Far too often, some business owners don’t make this distinction and may use that full $10,000 to satisfy their immediate business cash flow needs. For instance, a business owner may choose to use that $10,000 to help cover their payroll or pay a vendor that is looking for payment on a past due invoice (aka “the squeaky wheel”). In essence, the business owner has “robbed Peter to pay Paul.” The business may be experiencing a cash flow issue and has decided to use the cash that is due and payable to another vendor to pay other business expenses or other vendors. While this may not seem like a bad thing on a short-term basis to satisfy immediate business cash flow needs, there will be a domino effect which will ultimately impact the business in the long-term. It should go without saying that this is a terrible practice to follow!
So, how can you keep receivables in check?
Billings - It’s important to stay active and on top of client billing. For a small business with limited resources and staff, the business owner may need to be the one to take care of billing or perhaps you have a billing clerk or third-party that does billing for your business on a fixed schedule each month. Whatever the case may be, you must get your client billing done on a timely, regular basis. How often you bill or invoice your clients may depend on existing client contracts or agreements that are in place and/or when a project or phases of a project are completed (ex: milestones); however, the most important part is to get your billing done and invoices out to clients as soon as possible. Book those receivables!
Collections – Typically, you should have established payment terms with your clients.

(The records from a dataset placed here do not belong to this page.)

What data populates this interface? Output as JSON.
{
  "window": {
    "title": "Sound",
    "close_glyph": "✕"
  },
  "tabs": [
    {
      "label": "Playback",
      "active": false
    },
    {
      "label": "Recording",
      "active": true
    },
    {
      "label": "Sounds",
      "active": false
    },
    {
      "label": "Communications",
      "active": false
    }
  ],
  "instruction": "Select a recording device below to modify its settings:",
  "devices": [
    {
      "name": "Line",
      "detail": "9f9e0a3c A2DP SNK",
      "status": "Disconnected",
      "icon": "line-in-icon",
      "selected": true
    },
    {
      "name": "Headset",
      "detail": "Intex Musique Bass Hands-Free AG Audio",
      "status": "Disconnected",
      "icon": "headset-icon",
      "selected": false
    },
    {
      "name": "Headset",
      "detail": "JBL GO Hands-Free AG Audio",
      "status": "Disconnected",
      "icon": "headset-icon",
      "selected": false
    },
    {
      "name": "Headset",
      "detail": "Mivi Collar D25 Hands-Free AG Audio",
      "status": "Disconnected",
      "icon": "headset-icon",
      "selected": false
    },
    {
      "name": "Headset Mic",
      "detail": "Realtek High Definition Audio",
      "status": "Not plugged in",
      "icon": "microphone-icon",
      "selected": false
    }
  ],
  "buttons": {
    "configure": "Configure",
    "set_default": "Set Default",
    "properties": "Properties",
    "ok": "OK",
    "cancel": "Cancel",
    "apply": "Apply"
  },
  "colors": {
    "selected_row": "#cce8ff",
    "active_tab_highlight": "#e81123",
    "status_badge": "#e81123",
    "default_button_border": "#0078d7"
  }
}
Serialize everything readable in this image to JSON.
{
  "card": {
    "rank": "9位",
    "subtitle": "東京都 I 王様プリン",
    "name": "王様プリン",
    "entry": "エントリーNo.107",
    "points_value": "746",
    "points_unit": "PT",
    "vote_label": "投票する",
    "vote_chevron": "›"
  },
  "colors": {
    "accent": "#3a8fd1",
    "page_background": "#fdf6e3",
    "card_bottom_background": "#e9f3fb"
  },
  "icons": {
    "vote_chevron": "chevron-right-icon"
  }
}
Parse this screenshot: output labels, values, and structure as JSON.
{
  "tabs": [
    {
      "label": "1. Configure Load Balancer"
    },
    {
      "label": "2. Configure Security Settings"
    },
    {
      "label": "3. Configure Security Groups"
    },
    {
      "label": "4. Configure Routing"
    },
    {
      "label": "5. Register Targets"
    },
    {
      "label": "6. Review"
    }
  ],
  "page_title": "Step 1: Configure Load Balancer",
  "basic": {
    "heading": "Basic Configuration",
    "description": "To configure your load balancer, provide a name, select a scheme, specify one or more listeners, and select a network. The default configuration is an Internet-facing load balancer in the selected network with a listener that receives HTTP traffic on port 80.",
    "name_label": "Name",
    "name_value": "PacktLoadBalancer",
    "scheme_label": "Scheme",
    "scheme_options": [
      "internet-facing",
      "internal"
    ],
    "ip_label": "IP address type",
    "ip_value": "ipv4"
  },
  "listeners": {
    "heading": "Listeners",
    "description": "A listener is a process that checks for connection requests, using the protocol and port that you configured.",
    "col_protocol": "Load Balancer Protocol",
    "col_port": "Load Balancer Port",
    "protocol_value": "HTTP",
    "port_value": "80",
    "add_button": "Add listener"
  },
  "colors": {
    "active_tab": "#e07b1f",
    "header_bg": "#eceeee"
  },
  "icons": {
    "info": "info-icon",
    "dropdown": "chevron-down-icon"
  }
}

Your client contracts or agreements should state the specific payment terms and your invoices should re-iterate the general payment terms (ex: Due upon receipt, NET 10, NET 15, NET 30). Monitor your AR Aging on a weekly basis. Your Accounting platform should be able to generate reports like an AR Aging Summary and Open Invoices. Depending on your comfort level with your clients, you may extend the courtesy of up to NET 30 payment terms, even if your standard payment terms are due upon receipt. Regardless of the courtesy that you extend to a client, when invoices go beyond NET 30 payment terms, you need to actively follow-up with clients on the status of payment. Be sure to send past due notices which include copies of the past due invoices, send account statements and follow up directly with your clients by phone and/or e-mail. Be active and NOT passive!

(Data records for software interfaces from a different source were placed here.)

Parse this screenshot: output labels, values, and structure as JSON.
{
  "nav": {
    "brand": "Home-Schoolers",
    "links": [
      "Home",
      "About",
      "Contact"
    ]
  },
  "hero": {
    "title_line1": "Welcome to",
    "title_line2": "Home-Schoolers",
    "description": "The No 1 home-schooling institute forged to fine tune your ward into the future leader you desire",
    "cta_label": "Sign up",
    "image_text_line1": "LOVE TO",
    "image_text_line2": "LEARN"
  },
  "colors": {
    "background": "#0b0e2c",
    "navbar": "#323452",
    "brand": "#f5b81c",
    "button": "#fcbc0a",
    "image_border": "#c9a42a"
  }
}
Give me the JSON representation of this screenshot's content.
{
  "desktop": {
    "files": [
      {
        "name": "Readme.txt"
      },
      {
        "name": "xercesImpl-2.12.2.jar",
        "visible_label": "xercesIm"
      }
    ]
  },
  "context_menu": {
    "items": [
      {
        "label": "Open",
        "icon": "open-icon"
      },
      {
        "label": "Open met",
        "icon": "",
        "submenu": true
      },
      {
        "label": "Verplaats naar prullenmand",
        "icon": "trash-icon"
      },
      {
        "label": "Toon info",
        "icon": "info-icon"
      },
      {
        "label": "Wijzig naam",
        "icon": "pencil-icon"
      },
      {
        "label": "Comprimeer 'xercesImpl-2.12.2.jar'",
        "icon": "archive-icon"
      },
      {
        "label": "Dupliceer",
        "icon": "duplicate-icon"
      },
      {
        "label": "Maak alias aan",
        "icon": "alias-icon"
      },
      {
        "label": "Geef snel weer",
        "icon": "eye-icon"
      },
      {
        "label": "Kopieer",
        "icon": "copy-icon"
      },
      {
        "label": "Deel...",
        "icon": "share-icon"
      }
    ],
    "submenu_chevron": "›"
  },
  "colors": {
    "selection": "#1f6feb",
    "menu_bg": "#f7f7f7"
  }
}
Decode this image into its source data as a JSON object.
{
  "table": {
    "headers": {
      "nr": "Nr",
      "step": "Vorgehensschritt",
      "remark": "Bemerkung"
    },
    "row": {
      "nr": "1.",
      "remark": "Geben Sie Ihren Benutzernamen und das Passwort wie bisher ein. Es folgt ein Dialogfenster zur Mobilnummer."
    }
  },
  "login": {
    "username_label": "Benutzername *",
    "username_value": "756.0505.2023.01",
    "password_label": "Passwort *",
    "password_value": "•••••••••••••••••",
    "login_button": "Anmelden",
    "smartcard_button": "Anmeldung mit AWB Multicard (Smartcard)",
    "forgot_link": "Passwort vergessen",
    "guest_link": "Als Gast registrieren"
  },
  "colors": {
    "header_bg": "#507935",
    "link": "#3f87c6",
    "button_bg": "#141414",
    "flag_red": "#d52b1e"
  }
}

Be sure to invest in a good Accounting platform that allows you to generate invoices and statements as well as offers robust reporting to provide you with the necessary financial reports that serve your business needs. Try to use platforms that are widely-used, familiar and popular. It will be a lot easier to find people who are experienced using these types of platforms should you need to bring someone in to manage or takeover your books.
When possible, send invoices to clients electronically whether through the Accounting platform (if supported/available) or by e-mail (ex: PDF attachment) in lieu of regular postal mail. In addition, consider accepting electronic payments from clients (ex: wire, ACH) instead of paper checks. This should help to minimize lost checks and may speed up payment turnaround time. When considering electronic payments, check with your financial institution to see if any fees are applicable to these types of transactions. Many financial institutions will offer ways to avoid and/or reduce bank and transaction fees.